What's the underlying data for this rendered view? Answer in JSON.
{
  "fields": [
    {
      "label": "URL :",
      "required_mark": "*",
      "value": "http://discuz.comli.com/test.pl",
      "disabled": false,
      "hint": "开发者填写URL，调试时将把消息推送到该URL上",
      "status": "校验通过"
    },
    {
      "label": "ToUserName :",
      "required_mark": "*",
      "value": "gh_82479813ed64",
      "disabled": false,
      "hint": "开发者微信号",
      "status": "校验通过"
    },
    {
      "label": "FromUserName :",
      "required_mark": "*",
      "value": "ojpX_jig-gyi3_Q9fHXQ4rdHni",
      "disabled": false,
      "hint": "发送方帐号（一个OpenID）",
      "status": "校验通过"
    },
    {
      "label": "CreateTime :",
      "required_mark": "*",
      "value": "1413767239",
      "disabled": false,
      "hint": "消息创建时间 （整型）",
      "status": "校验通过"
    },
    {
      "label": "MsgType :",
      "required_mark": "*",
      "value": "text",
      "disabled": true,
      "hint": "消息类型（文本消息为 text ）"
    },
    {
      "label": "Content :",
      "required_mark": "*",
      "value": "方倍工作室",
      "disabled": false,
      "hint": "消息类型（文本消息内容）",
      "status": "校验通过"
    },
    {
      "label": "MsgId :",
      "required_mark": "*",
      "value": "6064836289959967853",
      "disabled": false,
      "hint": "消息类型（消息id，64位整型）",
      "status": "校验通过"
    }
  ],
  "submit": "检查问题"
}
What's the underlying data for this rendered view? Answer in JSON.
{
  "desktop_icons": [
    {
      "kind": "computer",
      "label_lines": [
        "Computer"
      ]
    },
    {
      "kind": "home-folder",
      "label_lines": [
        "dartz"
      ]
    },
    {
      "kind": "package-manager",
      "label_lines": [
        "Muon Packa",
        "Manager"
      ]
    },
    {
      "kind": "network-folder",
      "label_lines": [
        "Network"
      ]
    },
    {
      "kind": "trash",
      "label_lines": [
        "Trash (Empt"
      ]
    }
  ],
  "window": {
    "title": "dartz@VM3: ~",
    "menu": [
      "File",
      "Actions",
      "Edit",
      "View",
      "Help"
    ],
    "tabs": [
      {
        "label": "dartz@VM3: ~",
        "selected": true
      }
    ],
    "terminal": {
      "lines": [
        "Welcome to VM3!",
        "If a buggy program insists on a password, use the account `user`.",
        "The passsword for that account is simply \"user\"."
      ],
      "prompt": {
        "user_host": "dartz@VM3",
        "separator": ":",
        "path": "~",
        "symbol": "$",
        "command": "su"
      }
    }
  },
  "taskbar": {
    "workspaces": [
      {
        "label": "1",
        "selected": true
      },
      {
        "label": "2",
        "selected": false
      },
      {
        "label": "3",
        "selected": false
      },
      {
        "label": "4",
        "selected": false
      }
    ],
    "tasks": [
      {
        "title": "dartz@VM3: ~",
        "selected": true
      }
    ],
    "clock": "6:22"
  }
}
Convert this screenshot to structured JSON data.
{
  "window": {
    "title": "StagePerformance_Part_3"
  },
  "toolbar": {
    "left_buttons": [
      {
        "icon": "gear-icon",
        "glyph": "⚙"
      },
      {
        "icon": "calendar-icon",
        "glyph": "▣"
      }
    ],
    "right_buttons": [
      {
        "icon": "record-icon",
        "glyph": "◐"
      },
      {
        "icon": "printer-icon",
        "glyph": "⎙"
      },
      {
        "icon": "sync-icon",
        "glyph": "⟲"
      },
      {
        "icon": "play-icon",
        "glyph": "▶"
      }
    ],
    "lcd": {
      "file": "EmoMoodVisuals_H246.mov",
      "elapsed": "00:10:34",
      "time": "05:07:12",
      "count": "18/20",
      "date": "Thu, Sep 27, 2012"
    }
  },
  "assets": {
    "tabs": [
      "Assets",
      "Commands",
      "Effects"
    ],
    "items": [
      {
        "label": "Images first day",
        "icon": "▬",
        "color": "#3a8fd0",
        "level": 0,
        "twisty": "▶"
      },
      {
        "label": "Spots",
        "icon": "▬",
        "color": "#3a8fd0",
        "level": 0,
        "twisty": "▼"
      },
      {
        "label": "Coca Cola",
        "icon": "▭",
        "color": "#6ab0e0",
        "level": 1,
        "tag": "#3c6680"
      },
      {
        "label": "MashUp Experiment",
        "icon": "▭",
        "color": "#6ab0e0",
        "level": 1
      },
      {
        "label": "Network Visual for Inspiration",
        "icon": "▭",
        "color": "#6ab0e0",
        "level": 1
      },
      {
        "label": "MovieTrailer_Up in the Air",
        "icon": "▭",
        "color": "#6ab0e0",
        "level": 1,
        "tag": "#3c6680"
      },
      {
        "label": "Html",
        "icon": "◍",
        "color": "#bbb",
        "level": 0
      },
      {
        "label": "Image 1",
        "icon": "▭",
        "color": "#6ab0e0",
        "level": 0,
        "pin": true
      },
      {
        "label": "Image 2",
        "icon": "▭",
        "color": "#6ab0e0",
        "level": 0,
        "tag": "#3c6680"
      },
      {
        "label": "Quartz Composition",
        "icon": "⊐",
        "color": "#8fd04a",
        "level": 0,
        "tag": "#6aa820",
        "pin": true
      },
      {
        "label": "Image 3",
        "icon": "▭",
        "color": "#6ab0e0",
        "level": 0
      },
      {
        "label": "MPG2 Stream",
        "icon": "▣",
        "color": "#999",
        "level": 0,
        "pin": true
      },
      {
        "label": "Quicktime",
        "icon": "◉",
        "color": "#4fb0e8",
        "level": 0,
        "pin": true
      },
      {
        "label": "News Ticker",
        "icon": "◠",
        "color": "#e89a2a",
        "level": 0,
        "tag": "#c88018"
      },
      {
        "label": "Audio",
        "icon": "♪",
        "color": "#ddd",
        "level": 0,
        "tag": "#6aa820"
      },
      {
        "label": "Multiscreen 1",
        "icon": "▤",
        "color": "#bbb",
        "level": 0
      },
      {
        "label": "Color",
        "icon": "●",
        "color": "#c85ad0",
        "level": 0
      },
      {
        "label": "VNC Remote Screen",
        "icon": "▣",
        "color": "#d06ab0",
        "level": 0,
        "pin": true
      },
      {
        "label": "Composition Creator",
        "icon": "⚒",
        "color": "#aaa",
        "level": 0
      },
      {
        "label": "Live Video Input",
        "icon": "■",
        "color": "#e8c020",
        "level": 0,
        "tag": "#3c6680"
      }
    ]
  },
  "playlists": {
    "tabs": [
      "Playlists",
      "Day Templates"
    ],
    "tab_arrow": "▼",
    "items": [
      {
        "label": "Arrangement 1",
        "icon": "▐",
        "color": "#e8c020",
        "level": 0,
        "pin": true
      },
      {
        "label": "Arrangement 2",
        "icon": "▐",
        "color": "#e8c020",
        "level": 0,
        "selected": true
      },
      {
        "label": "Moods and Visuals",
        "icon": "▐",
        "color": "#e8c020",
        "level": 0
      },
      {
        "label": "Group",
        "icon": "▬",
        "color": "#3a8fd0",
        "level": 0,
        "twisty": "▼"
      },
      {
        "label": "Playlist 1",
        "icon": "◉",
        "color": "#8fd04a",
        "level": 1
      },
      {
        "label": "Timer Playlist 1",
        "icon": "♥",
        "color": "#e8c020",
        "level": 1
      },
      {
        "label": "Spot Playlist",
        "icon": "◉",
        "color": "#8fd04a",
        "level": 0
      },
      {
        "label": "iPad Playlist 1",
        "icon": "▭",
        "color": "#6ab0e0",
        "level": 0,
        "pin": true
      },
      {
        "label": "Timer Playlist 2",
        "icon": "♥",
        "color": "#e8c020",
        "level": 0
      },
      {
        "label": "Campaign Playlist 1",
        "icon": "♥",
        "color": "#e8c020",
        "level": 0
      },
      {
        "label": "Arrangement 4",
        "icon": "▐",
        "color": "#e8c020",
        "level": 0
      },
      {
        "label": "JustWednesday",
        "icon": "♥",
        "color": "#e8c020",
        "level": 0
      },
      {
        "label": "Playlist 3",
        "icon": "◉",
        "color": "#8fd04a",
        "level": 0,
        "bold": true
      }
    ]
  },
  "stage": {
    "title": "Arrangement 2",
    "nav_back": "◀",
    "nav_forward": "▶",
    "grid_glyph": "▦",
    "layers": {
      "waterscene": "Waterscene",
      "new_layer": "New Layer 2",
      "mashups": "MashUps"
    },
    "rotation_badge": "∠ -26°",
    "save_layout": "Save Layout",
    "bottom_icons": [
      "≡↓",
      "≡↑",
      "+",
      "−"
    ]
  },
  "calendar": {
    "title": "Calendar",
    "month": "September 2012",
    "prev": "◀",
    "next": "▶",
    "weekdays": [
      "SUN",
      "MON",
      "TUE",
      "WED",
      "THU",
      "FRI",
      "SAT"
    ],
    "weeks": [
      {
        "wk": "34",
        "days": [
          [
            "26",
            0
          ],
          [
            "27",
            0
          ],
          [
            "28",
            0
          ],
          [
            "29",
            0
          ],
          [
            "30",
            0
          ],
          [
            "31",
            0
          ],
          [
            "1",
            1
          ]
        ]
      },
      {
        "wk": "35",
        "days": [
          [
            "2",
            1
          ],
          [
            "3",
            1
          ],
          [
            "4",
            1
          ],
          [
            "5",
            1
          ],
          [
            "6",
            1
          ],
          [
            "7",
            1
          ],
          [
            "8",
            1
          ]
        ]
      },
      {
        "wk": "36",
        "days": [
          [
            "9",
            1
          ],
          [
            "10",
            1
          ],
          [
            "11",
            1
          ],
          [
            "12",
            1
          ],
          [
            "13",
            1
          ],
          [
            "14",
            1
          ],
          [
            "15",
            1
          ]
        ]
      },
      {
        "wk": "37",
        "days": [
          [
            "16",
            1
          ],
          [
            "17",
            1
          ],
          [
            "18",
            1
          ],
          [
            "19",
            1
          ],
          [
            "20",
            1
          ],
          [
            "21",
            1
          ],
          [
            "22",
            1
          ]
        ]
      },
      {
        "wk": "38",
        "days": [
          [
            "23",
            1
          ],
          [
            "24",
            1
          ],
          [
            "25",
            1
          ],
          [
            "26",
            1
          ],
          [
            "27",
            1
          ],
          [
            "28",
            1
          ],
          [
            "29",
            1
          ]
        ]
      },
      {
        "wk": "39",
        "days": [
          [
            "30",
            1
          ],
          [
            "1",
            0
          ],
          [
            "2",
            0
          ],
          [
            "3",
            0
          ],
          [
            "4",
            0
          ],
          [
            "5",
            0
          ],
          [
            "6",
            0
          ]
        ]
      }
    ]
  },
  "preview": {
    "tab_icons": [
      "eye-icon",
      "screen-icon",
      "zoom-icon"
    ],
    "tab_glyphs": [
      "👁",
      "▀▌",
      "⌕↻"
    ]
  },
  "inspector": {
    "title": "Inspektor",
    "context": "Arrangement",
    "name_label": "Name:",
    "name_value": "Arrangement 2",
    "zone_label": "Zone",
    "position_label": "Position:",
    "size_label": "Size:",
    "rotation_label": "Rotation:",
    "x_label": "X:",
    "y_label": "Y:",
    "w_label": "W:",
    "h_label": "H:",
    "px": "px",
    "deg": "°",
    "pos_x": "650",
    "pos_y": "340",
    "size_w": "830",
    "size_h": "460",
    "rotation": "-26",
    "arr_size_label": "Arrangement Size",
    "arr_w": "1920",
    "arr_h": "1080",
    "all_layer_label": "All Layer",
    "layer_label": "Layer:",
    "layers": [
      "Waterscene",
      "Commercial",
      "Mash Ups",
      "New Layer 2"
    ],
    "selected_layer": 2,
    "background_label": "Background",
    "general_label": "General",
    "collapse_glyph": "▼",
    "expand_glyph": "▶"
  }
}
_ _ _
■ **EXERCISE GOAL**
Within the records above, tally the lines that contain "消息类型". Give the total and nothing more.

■ **RESULT FOR THIS TASK**
3